§ TASK DESCRIPTION
Give the records below again, exactly as they appear.

§ DATA LISTING

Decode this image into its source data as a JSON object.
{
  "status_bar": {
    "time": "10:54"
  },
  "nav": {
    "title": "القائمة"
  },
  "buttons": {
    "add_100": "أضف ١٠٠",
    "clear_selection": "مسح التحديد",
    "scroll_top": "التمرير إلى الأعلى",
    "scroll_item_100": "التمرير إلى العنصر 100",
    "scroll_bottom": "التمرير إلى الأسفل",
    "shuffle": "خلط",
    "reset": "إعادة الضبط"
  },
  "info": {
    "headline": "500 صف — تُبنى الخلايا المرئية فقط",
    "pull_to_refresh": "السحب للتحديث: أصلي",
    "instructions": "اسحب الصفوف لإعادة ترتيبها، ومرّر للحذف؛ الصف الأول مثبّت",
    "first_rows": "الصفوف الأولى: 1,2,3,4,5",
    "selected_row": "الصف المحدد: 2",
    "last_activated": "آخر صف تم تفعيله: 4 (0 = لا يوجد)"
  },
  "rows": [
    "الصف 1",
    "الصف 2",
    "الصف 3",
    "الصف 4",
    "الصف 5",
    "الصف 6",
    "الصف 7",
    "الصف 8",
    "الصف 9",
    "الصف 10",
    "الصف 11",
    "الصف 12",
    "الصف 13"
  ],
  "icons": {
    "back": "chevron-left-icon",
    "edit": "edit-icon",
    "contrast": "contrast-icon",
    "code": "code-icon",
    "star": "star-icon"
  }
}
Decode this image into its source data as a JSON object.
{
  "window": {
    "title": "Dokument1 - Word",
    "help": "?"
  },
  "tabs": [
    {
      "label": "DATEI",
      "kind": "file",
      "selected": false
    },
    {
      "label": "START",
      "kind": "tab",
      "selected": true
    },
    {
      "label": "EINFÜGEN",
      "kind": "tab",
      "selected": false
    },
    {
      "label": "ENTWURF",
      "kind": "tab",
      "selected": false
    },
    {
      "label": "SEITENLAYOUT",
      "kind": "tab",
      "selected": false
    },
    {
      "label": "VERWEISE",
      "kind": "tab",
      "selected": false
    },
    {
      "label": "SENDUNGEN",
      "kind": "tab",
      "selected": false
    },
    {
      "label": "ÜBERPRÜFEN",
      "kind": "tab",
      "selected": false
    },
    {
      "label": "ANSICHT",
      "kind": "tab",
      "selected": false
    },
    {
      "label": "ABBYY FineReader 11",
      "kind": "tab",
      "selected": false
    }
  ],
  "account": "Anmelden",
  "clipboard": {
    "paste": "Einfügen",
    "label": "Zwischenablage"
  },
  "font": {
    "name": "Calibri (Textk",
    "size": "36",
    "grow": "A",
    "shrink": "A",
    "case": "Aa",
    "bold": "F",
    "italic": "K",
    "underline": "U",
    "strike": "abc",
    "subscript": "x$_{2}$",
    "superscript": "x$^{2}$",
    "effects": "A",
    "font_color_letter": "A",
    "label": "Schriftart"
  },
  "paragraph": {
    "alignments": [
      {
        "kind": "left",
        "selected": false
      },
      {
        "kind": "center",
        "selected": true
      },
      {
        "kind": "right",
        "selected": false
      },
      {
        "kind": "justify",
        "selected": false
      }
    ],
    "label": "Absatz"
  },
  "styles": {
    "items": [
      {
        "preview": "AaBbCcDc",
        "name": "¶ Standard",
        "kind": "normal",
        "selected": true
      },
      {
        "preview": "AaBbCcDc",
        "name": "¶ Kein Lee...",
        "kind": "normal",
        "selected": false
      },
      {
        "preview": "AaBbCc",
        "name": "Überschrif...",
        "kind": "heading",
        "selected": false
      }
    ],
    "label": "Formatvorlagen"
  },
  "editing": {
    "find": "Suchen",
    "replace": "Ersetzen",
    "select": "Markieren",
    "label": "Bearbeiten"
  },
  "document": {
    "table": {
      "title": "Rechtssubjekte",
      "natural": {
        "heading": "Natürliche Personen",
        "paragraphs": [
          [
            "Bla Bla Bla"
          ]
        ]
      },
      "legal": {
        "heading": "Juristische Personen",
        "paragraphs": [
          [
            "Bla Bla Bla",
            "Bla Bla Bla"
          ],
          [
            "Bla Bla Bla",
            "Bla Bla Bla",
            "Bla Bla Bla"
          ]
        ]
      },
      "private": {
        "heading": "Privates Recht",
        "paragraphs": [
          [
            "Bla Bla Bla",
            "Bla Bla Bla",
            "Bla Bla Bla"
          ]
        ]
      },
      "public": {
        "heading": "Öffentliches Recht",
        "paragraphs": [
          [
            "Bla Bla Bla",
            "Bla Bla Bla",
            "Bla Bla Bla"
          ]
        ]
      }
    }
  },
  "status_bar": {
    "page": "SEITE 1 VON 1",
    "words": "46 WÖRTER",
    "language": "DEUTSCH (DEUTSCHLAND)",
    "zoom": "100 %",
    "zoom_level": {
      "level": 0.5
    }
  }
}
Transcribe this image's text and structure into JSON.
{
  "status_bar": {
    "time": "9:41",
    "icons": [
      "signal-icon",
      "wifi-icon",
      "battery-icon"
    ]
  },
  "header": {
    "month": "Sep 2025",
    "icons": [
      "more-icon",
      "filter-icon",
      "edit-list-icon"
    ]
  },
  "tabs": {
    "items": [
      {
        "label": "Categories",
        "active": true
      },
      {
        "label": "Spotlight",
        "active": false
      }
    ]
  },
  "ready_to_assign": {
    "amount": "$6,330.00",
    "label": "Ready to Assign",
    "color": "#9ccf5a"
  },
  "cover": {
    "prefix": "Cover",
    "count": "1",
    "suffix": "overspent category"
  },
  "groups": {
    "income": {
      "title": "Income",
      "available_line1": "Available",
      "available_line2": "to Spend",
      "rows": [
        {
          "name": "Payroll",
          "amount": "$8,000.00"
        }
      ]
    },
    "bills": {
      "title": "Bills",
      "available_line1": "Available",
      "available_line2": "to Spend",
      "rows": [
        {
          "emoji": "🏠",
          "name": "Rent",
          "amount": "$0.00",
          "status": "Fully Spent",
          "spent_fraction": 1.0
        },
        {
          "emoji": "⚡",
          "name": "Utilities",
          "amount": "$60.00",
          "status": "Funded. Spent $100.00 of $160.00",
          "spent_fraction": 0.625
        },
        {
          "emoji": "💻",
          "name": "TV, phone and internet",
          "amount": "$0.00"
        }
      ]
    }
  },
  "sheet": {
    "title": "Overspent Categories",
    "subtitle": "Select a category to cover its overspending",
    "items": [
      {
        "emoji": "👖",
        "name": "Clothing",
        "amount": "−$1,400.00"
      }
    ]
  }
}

§ TASK RESULT
Decode this image into its source data as a JSON object.
{
  "status_bar": {
    "time": "10:54"
  },
  "nav": {
    "title": "القائمة"
  },
  "buttons": {
    "add_100": "أضف ١٠٠",
    "clear_selection": "مسح التحديد",
    "scroll_top": "التمرير إلى الأعلى",
    "scroll_item_100": "التمرير إلى العنصر 100",
    "scroll_bottom": "التمرير إلى الأسفل",
    "shuffle": "خلط",
    "reset": "إعادة الضبط"
  },
  "info": {
    "headline": "500 صف — تُبنى الخلايا المرئية فقط",
    "pull_to_refresh": "السحب للتحديث: أصلي",
    "instructions": "اسحب الصفوف لإعادة ترتيبها، ومرّر للحذف؛ الصف الأول مثبّت",
    "first_rows": "الصفوف الأولى: 1,2,3,4,5",
    "selected_row": "الصف المحدد: 2",
    "last_activated": "آخر صف تم تفعيله: 4 (0 = لا يوجد)"
  },
  "rows": [
    "الصف 1",
    "الصف 2",
    "الصف 3",
    "الصف 4",
    "الصف 5",
    "الصف 6",
    "الصف 7",
    "الصف 8",
    "الصف 9",
    "الصف 10",
    "الصف 11",
    "الصف 12",
    "الصف 13"
  ],
  "icons": {
    "back": "chevron-left-icon",
    "edit": "edit-icon",
    "contrast": "contrast-icon",
    "code": "code-icon",
    "star": "star-icon"
  }
}
Decode this image into its source data as a JSON object.
{
  "window": {
    "title": "Dokument1 - Word",
    "help": "?"
  },
  "tabs": [
    {
      "label": "DATEI",
      "kind": "file",
      "selected": false
    },
    {
      "label": "START",
      "kind": "tab",
      "selected": true
    },
    {
      "label": "EINFÜGEN",
      "kind": "tab",
      "selected": false
    },
    {
      "label": "ENTWURF",
      "kind": "tab",
      "selected": false
    },
    {
      "label": "SEITENLAYOUT",
      "kind": "tab",
      "selected": false
    },
    {
      "label": "VERWEISE",
      "kind": "tab",
      "selected": false
    },
    {
      "label": "SENDUNGEN",
      "kind": "tab",
      "selected": false
    },
    {
      "label": "ÜBERPRÜFEN",
      "kind": "tab",
      "selected": false
    },
    {
      "label": "ANSICHT",
      "kind": "tab",
      "selected": false
    },
    {
      "label": "ABBYY FineReader 11",
      "kind": "tab",
      "selected": false
    }
  ],
  "account": "Anmelden",
  "clipboard": {
    "paste": "Einfügen",
    "label": "Zwischenablage"
  },
  "font": {
    "name": "Calibri (Textk",
    "size": "36",
    "grow": "A",
    "shrink": "A",
    "case": "Aa",
    "bold": "F",
    "italic": "K",
    "underline": "U",
    "strike": "abc",
    "subscript": "x$_{2}$",
    "superscript": "x$^{2}$",
    "effects": "A",
    "font_color_letter": "A",
    "label": "Schriftart"
  },
  "paragraph": {
    "alignments": [
      {
        "kind": "left",
        "selected": false
      },
      {
        "kind": "center",
        "selected": true
      },
      {
        "kind": "right",
        "selected": false
      },
      {
        "kind": "justify",
        "selected": false
      }
    ],
    "label": "Absatz"
  },
  "styles": {
    "items": [
      {
        "preview": "AaBbCcDc",
        "name": "¶ Standard",
        "kind": "normal",
        "selected": true
      },
      {
        "preview": "AaBbCcDc",
        "name": "¶ Kein Lee...",
        "kind": "normal",
        "selected": false
      },
      {
        "preview": "AaBbCc",
        "name": "Überschrif...",
        "kind": "heading",
        "selected": false
      }
    ],
    "label": "Formatvorlagen"
  },
  "editing": {
    "find": "Suchen",
    "replace": "Ersetzen",
    "select": "Markieren",
    "label": "Bearbeiten"
  },
  "document": {
    "table": {
      "title": "Rechtssubjekte",
      "natural": {
        "heading": "Natürliche Personen",
        "paragraphs": [
          [
            "Bla Bla Bla"
          ]
        ]
      },
      "legal": {
        "heading": "Juristische Personen",
        "paragraphs": [
          [
            "Bla Bla Bla",
            "Bla Bla Bla"
          ],
          [
            "Bla Bla Bla",
            "Bla Bla Bla",
            "Bla Bla Bla"
          ]
        ]
      },
      "private": {
        "heading": "Privates Recht",
        "paragraphs": [
          [
            "Bla Bla Bla",
            "Bla Bla Bla",
            "Bla Bla Bla"
          ]
        ]
      },
      "public": {
        "heading": "Öffentliches Recht",
        "paragraphs": [
          [
            "Bla Bla Bla",
            "Bla Bla Bla",
            "Bla Bla Bla"
          ]
        ]
      }
    }
  },
  "status_bar": {
    "page": "SEITE 1 VON 1",
    "words": "46 WÖRTER",
    "language": "DEUTSCH (DEUTSCHLAND)",
    "zoom": "100 %",
    "zoom_level": {
      "level": 0.5
    }
  }
}
Transcribe this image's text and structure into JSON.
{
  "status_bar": {
    "time": "9:41",
    "icons": [
      "signal-icon",
      "wifi-icon",
      "battery-icon"
    ]
  },
  "header": {
    "month": "Sep 2025",
    "icons": [
      "more-icon",
      "filter-icon",
      "edit-list-icon"
    ]
  },
  "tabs": {
    "items": [
      {
        "label": "Categories",
        "active": true
      },
      {
        "label": "Spotlight",
        "active": false
      }
    ]
  },
  "ready_to_assign": {
    "amount": "$6,330.00",
    "label": "Ready to Assign",
    "color": "#9ccf5a"
  },
  "cover": {
    "prefix": "Cover",
    "count": "1",
    "suffix": "overspent category"
  },
  "groups": {
    "income": {
      "title": "Income",
      "available_line1": "Available",
      "available_line2": "to Spend",
      "rows": [
        {
          "name": "Payroll",
          "amount": "$8,000.00"
        }
      ]
    },
    "bills": {
      "title": "Bills",
      "available_line1": "Available",
      "available_line2": "to Spend",
      "rows": [
        {
          "emoji": "🏠",
          "name": "Rent",
          "amount": "$0.00",
          "status": "Fully Spent",
          "spent_fraction": 1.0
        },
        {
          "emoji": "⚡",
          "name": "Utilities",
          "amount": "$60.00",
          "status": "Funded. Spent $100.00 of $160.00",
          "spent_fraction": 0.625
        },
        {
          "emoji": "💻",
          "name": "TV, phone and internet",
          "amount": "$0.00"
        }
      ]
    }
  },
  "sheet": {
    "title": "Overspent Categories",
    "subtitle": "Select a category to cover its overspending",
    "items": [
      {
        "emoji": "👖",
        "name": "Clothing",
        "amount": "−$1,400.00"
      }
    ]
  }
}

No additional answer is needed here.